What do you think you’ll read next?

Currently Reading: THE ROSEWATER INSURRECTION by Tade Thompson:
I haven’t technically opened this book up yet as I’ve just finished re-reading the first book in the Wormwood series while I eagerly await the final instalment being released this month. If ROSEWATER is any indication of quality though, then I’m absolutely certain I’m going to love this book. I honestly think Tade Thompson is breaking new ground in modern science fiction, basically reinventing and reinvigorating the alien invasion genre.

Recently Finished: ROSEWATER by Tade Thompson
ROSEWATER is a near future biopunk sci-fi novel set in Nigeria. It tells the story of Kaaro, a ‘sensitive’ who is recruited by a secretive government agency because of his ability to access the xenosphere, allowing him to read and manipulate people’s thoughts to find hidden and lost objects. There’s so much going on in this book that this little snippet doesn’t do it justice but I’ll be putting out full reviews for both ROSEWATER and THE ROSEWATER INSURRECTION in the next couple of weeks where I fully expect to gush praise for them both.

Next Read: PET SEMATARY by Stephen King
I don’t read enough horror full stop and I’ve always wanted to read more Stephen King.

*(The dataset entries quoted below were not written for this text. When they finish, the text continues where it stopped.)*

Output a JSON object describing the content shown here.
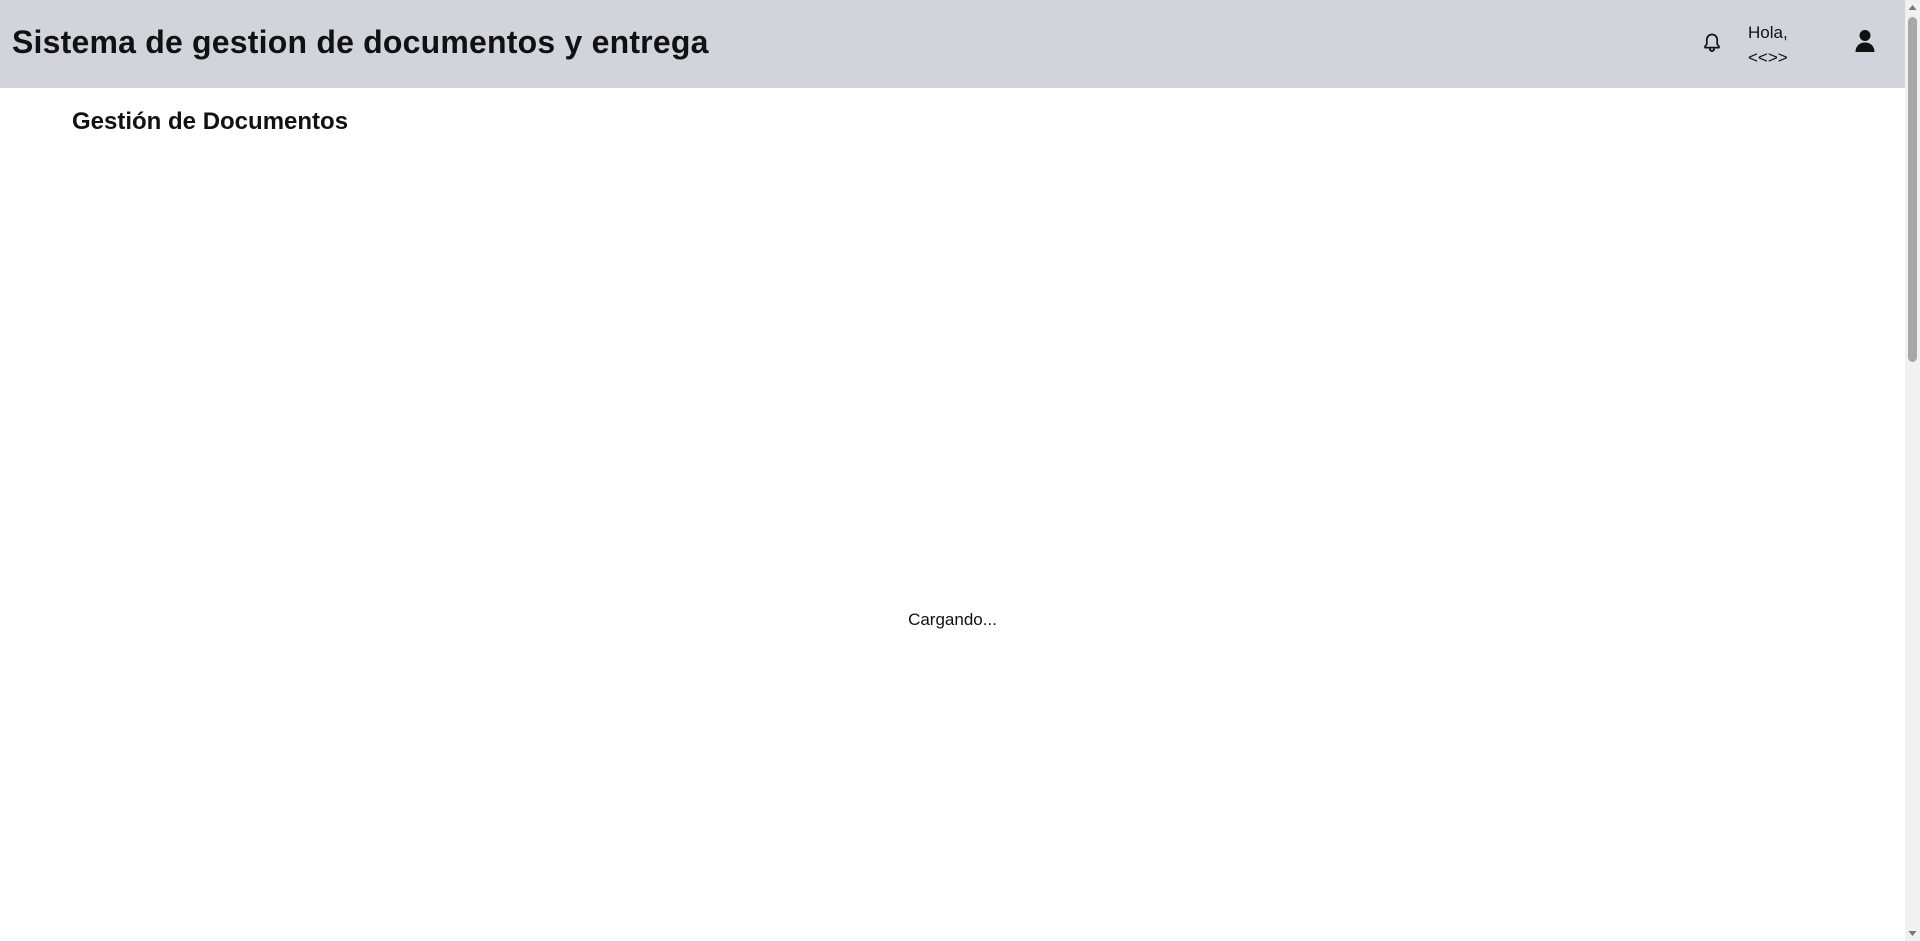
{
  "header": {
    "title": "Sistema de gestion de documentos y entrega",
    "greeting_line1": "Hola,",
    "greeting_line2": "<<>>",
    "notification_icon": "bell-icon",
    "user_icon": "user-icon",
    "background_color": "#d1d5db"
  },
  "main": {
    "heading": "Gestión de Documentos",
    "loading_text": "Cargando..."
  }
}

Luckily the spookfest that is the entirety of October gives me the perfect excuse to dive in. I’d love to hear your horror recommendations this Halloween cos it’s a genre I don’t know enough about, despite growing up on a steady diet of horror films, thanks to my beloved yet twisted auntie who sat me down in front of The Exorcist when I was nine haha.

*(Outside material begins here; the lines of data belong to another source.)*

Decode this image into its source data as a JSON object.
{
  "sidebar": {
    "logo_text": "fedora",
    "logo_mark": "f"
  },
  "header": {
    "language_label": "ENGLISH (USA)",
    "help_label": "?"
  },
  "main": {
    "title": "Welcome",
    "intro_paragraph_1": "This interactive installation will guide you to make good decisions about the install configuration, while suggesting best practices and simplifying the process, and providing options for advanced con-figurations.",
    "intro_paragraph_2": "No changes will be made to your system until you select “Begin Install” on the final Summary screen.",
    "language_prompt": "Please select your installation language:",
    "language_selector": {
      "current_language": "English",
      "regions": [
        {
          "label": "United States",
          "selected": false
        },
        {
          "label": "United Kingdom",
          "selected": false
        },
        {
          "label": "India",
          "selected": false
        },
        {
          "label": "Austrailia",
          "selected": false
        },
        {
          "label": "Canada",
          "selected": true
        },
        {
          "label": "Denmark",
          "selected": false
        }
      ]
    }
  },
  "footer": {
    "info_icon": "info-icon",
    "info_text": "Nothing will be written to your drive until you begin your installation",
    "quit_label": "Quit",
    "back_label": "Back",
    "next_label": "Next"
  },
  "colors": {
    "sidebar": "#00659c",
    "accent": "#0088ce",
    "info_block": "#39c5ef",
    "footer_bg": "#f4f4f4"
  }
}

That’s what I’ve got planned this week.
What are you folks reading?

Have you read any of the books I’ve mentioned?
Get involved with WWW Wednesday either on your own blog or in the comments!

Hey! Watcha Readin’: 25/09/19

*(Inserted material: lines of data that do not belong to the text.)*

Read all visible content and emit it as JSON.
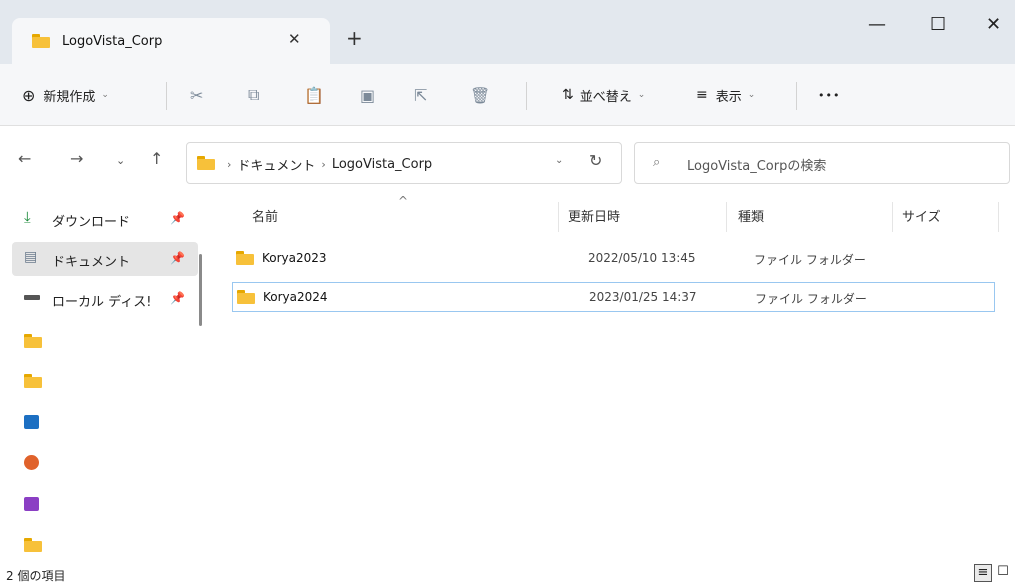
{
  "window": {
    "tab_title": "LogoVista_Corp",
    "tab_close": "✕",
    "new_tab": "+",
    "minimize": "—",
    "maximize": "☐",
    "close": "✕"
  },
  "toolbar": {
    "new_label": "新規作成",
    "sort_label": "並べ替え",
    "view_label": "表示",
    "more_label": "•••",
    "chevron": "⌄"
  },
  "address": {
    "breadcrumbs": [
      "ドキュメント",
      "LogoVista_Corp"
    ],
    "search_placeholder": "LogoVista_Corpの検索"
  },
  "sidebar": {
    "items": [
      {
        "label": "ダウンロード",
        "icon": "download-icon",
        "pinned": true
      },
      {
        "label": "ドキュメント",
        "icon": "document-icon",
        "pinned": true,
        "selected": true
      },
      {
        "label": "ローカル ディス!",
        "icon": "drive-icon",
        "pinned": true
      },
      {
        "label": "",
        "icon": "folder-icon"
      },
      {
        "label": "",
        "icon": "folder-icon"
      },
      {
        "label": "",
        "icon": "pictures-icon"
      },
      {
        "label": "",
        "icon": "music-icon"
      },
      {
        "label": "",
        "icon": "videos-icon"
      },
      {
        "label": "",
        "icon": "folder-icon"
      }
    ]
  },
  "columns": {
    "name": "名前",
    "modified": "更新日時",
    "type": "種類",
    "size": "サイズ"
  },
  "files": [
    {
      "name": "Korya2023",
      "modified": "2022/05/10 13:45",
      "type": "ファイル フォルダー"
    },
    {
      "name": "Korya2024",
      "modified": "2023/01/25 14:37",
      "type": "ファイル フォルダー",
      "selected": true
    }
  ],
  "status": {
    "item_count": "2 個の項目"
  },
  "colors": {
    "accent": "#0067c0",
    "folder": "#f7c13a",
    "selection_border": "#99c7f0"
  }
}
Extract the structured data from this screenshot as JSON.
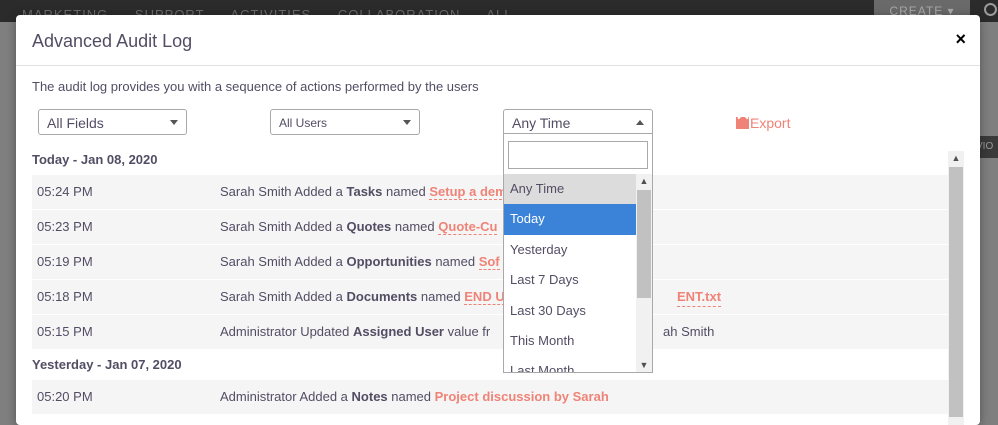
{
  "background": {
    "nav": [
      "MARKETING",
      "SUPPORT",
      "ACTIVITIES",
      "COLLABORATION",
      "ALL"
    ],
    "create_label": "CREATE",
    "side_tab": "VIO"
  },
  "modal": {
    "title": "Advanced Audit Log",
    "close_label": "×",
    "description": "The audit log provides you with a sequence of actions performed by the users",
    "filters": {
      "fields": "All Fields",
      "users": "All Users",
      "time": "Any Time"
    },
    "export_label": "Export",
    "groups": [
      {
        "header": "Today - Jan 08, 2020",
        "rows": [
          {
            "time": "05:24 PM",
            "prefix": "Sarah Smith Added a ",
            "module": "Tasks",
            "middle": " named ",
            "link": "Setup a dem"
          },
          {
            "time": "05:23 PM",
            "prefix": "Sarah Smith Added a ",
            "module": "Quotes",
            "middle": " named ",
            "link": "Quote-Cu"
          },
          {
            "time": "05:19 PM",
            "prefix": "Sarah Smith Added a ",
            "module": "Opportunities",
            "middle": " named ",
            "link": "Sof"
          },
          {
            "time": "05:18 PM",
            "prefix": "Sarah Smith Added a ",
            "module": "Documents",
            "middle": " named ",
            "link": "END U",
            "link_tail": "ENT.txt"
          },
          {
            "time": "05:15 PM",
            "prefix": "Administrator Updated ",
            "module": "Assigned User",
            "middle": " value fr",
            "tail": "ah Smith"
          }
        ]
      },
      {
        "header": "Yesterday - Jan 07, 2020",
        "rows": [
          {
            "time": "05:20 PM",
            "prefix": "Administrator Added a ",
            "module": "Notes",
            "middle": " named ",
            "link": "Project discussion by Sarah"
          }
        ]
      }
    ],
    "time_dropdown": {
      "search_value": "",
      "options": [
        "Any Time",
        "Today",
        "Yesterday",
        "Last 7 Days",
        "Last 30 Days",
        "This Month",
        "Last Month"
      ],
      "selected": "Any Time",
      "highlighted": "Today"
    }
  },
  "colors": {
    "accent": "#f08377",
    "highlight": "#3b83d9",
    "text": "#534d64",
    "row_bg": "#f5f5f5"
  }
}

Updates

So I just read Caitlin’s Weekly Reading Check-In over at Realms of My Mind and I love the idea of a weekly reading update as a way to boost some beloved book talk!

There’s this great thing called WWW Wednesday hosted by Taking on a World of Words that I urge you to check out.

What are you currently reading?
What did you recently finish reading?
What do you think you’ll read next?

Currently Reading: THE ROAD by Cormac McCarthy
I picked this up cos I was having a bad day and was actually looking through my TBR for something lighthearted and uplifting (haha I know right?). Anyway, looking through that list made me realise I barely read any lighthearted and uplifting fiction. My book world is full of cynical, jaded characters sometimes trying to do good things in bleak, grim as fuck settings. So I thought “Whatever, I may as well lean into it and hey, my day could be worse – I could be one of these guys!” I’m not very far into The Road, but can confirm this is about as bleak as it gets. Good book so far, more thoughts to follow no doubt.

Recently Finished: THE LAST WISH by Andrzej Sapkowski
This is the first instalment in The Witcher series. I’m hoping to read as many of the books before the Netflix series hits our screens (which I am BEYOND excited about by the way). If you’re not familiar with The Witcher franchise, the stories follow the exploits of a monster hunter called Geralt of Rivia as he travels the lands seeking out the beasts and fiends that plague the realm. The Last Wish is a series of short stories that introduce us to the key people and places of Geralt’s world, offering tantalising bits of worldbuilding that have me hooked even if this isn’t one of the best books I’ve ever read. I’ll have a full review up later this week, but I’m excited to read the next instalment.

Next Read: ROSEWATER by Tade Thompson
This will be a re-read for me in the wake of the final book in Tade’s Wormwood trilogy set for release in October. If you haven’t read Rosewater yet then OMG what on earth are you doing reading my inane ramblings? Just go buy it now and come back to thank me later. One of my favourite reads of 2018, Rosewater is on the cutting edge of science fiction and tells the story of Kaaro, a Nigerian government agent with a criminal past living in a town grown up around the edges of a mysterious alien biodome. It’s honestly sublime and I’m even more excited to read it a second time.

What are you folks reading?
Have you read any of the books I’ve mentioned?
Get involved with WWW Wednesday either on your own blog or in the comments!